Developers and city officials will have another month to negotiate the number of affordable homes that will be included in a proposed market-rate development in Hayes Valley, after planning commissioners voted Thursday to defer a decision on whether the land — formerly used as a UC Extension campus — should be rezoned from public use to private use.
The University of California owns the 6-acre site between Hermann and Haight streets and Laguna and Buchanan streets. The developers for the project have included 68 units for low-income earners among 450 apartments planned at the site, which meets The City’s “inclusionary” requirement that 15 percent of on-site units in new buildings be affordable.
Supervisor Ross Mirkarimi, whose district includes part of the proposed project, described the number of low-income units planned as “woefully inadequate.” He said he supported the commissioners’ unanimous choice to defer a decision on zoning changes until Jan. 17.

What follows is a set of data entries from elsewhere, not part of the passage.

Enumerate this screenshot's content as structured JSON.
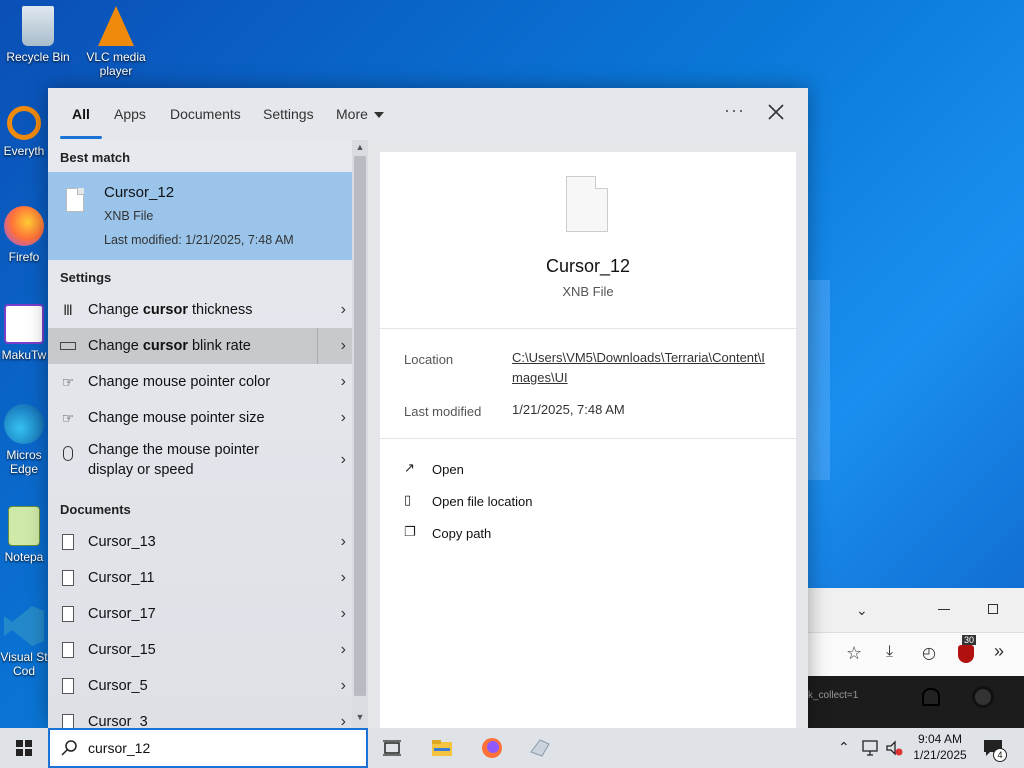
{
  "desktop": {
    "icons": [
      {
        "label": "Recycle Bin"
      },
      {
        "label": "VLC media player"
      },
      {
        "label": "Everyth"
      },
      {
        "label": "Firefo"
      },
      {
        "label": "MakuTw"
      },
      {
        "label": "Micros Edge"
      },
      {
        "label": "Notepa"
      },
      {
        "label": "Visual St Cod"
      }
    ]
  },
  "search_panel": {
    "tabs": [
      "All",
      "Apps",
      "Documents",
      "Settings",
      "More"
    ],
    "active_tab": "All",
    "sections": {
      "best_match": "Best match",
      "settings": "Settings",
      "documents": "Documents"
    },
    "best_match": {
      "name": "Cursor_12",
      "type": "XNB File",
      "modified": "Last modified: 1/21/2025, 7:48 AM"
    },
    "settings_items": [
      {
        "pre": "Change ",
        "bold": "cursor",
        "post": " thickness",
        "icon": "text-cursor-icon"
      },
      {
        "pre": "Change ",
        "bold": "cursor",
        "post": " blink rate",
        "icon": "keyboard-icon"
      },
      {
        "pre": "Change mouse pointer color",
        "bold": "",
        "post": "",
        "icon": "pointer-hand-icon"
      },
      {
        "pre": "Change mouse pointer size",
        "bold": "",
        "post": "",
        "icon": "pointer-hand-icon"
      },
      {
        "pre": "Change the mouse pointer",
        "bold": "",
        "post": "",
        "line2": "display or speed",
        "icon": "mouse-icon"
      }
    ],
    "documents": [
      "Cursor_13",
      "Cursor_11",
      "Cursor_17",
      "Cursor_15",
      "Cursor_5",
      "Cursor_3"
    ],
    "preview": {
      "name": "Cursor_12",
      "type": "XNB File",
      "location_label": "Location",
      "location_value": "C:\\Users\\VM5\\Downloads\\Terraria\\Content\\Images\\UI",
      "modified_label": "Last modified",
      "modified_value": "1/21/2025, 7:48 AM",
      "actions": [
        "Open",
        "Open file location",
        "Copy path"
      ]
    }
  },
  "taskbar": {
    "search_value": "cursor_12",
    "time": "9:04 AM",
    "date": "1/21/2025",
    "notification_count": "4"
  },
  "background_window": {
    "badge": "30",
    "tab_text": "k_collect=1"
  },
  "colors": {
    "accent": "#1a73d6",
    "best_match_bg": "#9ac4ea",
    "desktop_bg": "#0a78d8"
  }
}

“We can utilize that time period to address these unresolved issues,” Mirkarimi said.
“This involves state-owned property that’s being leased back to The City over 75 years, where The City’s being asked to consent to the rezoning from public to private … If we’re going to make that sacrifice, then at least the benefit should go to all, and not just those who can afford to live there at a market rate.”
Developers for the university have also proposed adding 5,000 square feet of shops to the project — which will include three rehabilitated buildings and seven new buildings — and increasing car parking, documents show.
Six of the new buildings would be four-stories tall. A new eight-story building would include 85 units specifically targeted at lesbian, gay, bisexual and transgender seniors.
The City and University of California had initially set a deadline of Oct. 15 for approval of the proposed project, according to developer Ruthy Bennett, a vice president at AF Evans Development.
“The City asked the university for an extension to work on the affordability levels,” Bennett said. “We’re fine with the extension — we’re interested in working with The City on how we can create more affordability.”
Bennett said the plans have already been “four years in the making.”
The project would also include a 25,000-square-foot public park, according to Bennett.
A two-story UC San Francisco dental school will continue to operate at the redeveloped site, plans show.